In terms of which mic to choose, we’d recommend a multi-pattern condenser microphone, such as the NT2-A microphone by Rode – which we have for recording purposes at Premiere Podcast Studios. (For more information, check out this detailed comparison of the Rode NT1-A vs NT2-A microphones.)

As for which headphones to choose, it mainly comes down to personal preference; namely, comfort level and how important sound cancellation is to you. We’d recommend full-coverage headphones rather than earbuds, as they tend to give a better “aural impression” of recorded sound… plus, if you happen to be filming your podcast recording, headphones just look better on camera than earbuds.

Depending on your setting, you may also wish to invest in soundproofing – or, again, just book a session at a podcast studio that’s already soundproofed, well-lit and stocked with top-notch equipment. Once you’ve decided whether to create your own studio or rent one, it’s time for the moment you’ve been waiting for: recording your podcast!

5. Record in the right style for your podcast

Something many podcasters fail to consider (at least at first) is that the recording process isn’t just about getting the best equipment and the right guests. It’s also vital to consider the style and tone of your podcast; in many ways, these elements determine the genre of your podcast as much as the subject matter itself!

So before (and during) the recording process, think about how you want to sound and what would be suitable for the topic at hand. Try some voice exercises, and if you’re having a guest on the podcast, you could even have a “test conversation” before officially recording to ensure that everything flows smoothly and you’re both striking the correct tone!

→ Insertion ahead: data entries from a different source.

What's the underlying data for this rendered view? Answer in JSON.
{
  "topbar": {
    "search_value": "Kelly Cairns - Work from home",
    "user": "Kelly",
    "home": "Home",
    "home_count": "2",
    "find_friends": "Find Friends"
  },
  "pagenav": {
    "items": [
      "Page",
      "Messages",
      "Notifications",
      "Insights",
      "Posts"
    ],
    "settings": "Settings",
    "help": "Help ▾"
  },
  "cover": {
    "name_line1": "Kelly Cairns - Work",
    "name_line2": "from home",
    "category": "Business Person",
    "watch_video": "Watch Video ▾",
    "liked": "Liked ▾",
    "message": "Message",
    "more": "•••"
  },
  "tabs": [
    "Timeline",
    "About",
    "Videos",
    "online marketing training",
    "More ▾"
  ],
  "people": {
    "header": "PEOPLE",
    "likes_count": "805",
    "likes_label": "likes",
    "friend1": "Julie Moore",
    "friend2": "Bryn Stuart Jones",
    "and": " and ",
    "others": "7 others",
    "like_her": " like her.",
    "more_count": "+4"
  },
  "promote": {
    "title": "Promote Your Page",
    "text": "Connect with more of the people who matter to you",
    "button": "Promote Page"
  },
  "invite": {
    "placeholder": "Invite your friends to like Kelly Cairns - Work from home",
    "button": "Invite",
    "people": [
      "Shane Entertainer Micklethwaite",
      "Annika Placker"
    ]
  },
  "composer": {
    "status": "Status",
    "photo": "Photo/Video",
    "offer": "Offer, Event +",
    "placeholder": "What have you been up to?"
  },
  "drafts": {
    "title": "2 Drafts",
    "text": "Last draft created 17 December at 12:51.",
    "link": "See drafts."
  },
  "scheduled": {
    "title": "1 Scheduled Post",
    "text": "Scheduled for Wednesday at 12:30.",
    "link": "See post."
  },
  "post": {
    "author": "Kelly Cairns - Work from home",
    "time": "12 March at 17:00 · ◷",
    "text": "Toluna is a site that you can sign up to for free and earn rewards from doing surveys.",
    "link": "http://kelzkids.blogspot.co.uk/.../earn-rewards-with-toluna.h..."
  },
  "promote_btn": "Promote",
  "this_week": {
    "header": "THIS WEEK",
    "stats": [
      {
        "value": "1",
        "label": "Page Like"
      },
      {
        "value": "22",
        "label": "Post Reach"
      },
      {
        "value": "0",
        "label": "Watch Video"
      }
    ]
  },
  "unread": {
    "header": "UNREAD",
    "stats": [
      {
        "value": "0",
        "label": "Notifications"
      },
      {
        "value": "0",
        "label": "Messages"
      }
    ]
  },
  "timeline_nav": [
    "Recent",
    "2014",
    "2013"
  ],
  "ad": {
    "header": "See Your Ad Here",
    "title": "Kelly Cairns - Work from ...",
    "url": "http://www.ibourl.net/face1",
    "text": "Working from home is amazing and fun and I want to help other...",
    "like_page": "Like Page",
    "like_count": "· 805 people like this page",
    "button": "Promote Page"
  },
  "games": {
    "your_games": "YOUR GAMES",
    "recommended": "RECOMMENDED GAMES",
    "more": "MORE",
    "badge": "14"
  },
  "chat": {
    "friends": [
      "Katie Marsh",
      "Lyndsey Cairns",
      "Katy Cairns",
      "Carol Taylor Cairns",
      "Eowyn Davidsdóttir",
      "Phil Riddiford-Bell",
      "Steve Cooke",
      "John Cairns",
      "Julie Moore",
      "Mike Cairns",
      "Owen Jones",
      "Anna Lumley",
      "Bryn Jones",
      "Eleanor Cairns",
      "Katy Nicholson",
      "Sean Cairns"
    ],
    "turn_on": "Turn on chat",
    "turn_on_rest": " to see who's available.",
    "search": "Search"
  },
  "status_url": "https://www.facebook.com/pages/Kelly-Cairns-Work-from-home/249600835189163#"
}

If you’re really in doubt about style and tone, think about your own favourite podcasts, especially those that are similar to the podcast you’re recording. Ask questions like:

  • What do the hosts sound like?
  • What about their voices makes you trust them and take them seriously?
  • At the same time, what makes them charming or appealing enough to listen to?

Finally, besides your demeanour, you need to think about pure audio quality: what else can you do to make your voice sound better? Again, much of this comes back to equipment – besides a high-quality condenser mic, you can also employ a pop filter (to reduce extraneous sounds) and ensure the mic is positioned comfortably so you never sound strained. If you have an especially high or soft voice, you might move a bit closer to the microphone for better clarity. And remember, voice exercises and audio tests are your friends!

6. Export and edit your podcast

Congratulations – you’ve successfully recorded a full-length podcast episode! The most effortful part is over (though we hope you enjoyed it!), and now it’s time to export your audio file and start editing.

As with acquiring your recording tools, much of the editing process is at your discretion. You could use software like Audacity or even GarageBand to cut out random noise and awkward pauses, add in segments (such as ads and supplementary information for listeners) and fine-tune your podcast overall. However, keep in mind that even editing a 30-minute podcast can take hours – which is why, on balance, we’d recommend enlisting professionals.

Our production experts have years of engineering and production experience, and can help edit your podcast on the same day you visit to record. At PPS, we offer support for voice compression and mastering, multitrack recordings and even extended audio editing for particularly complex interviews. So if you’re a podcast novice who’s already fretting over the long and difficult editing process, save yourself the stress; just go with one of our experts.

With that, you’ve got everything you need to know about how to record a podcast! If you’re feeling ready to record with us at PPS, book a recording session today.

You may also like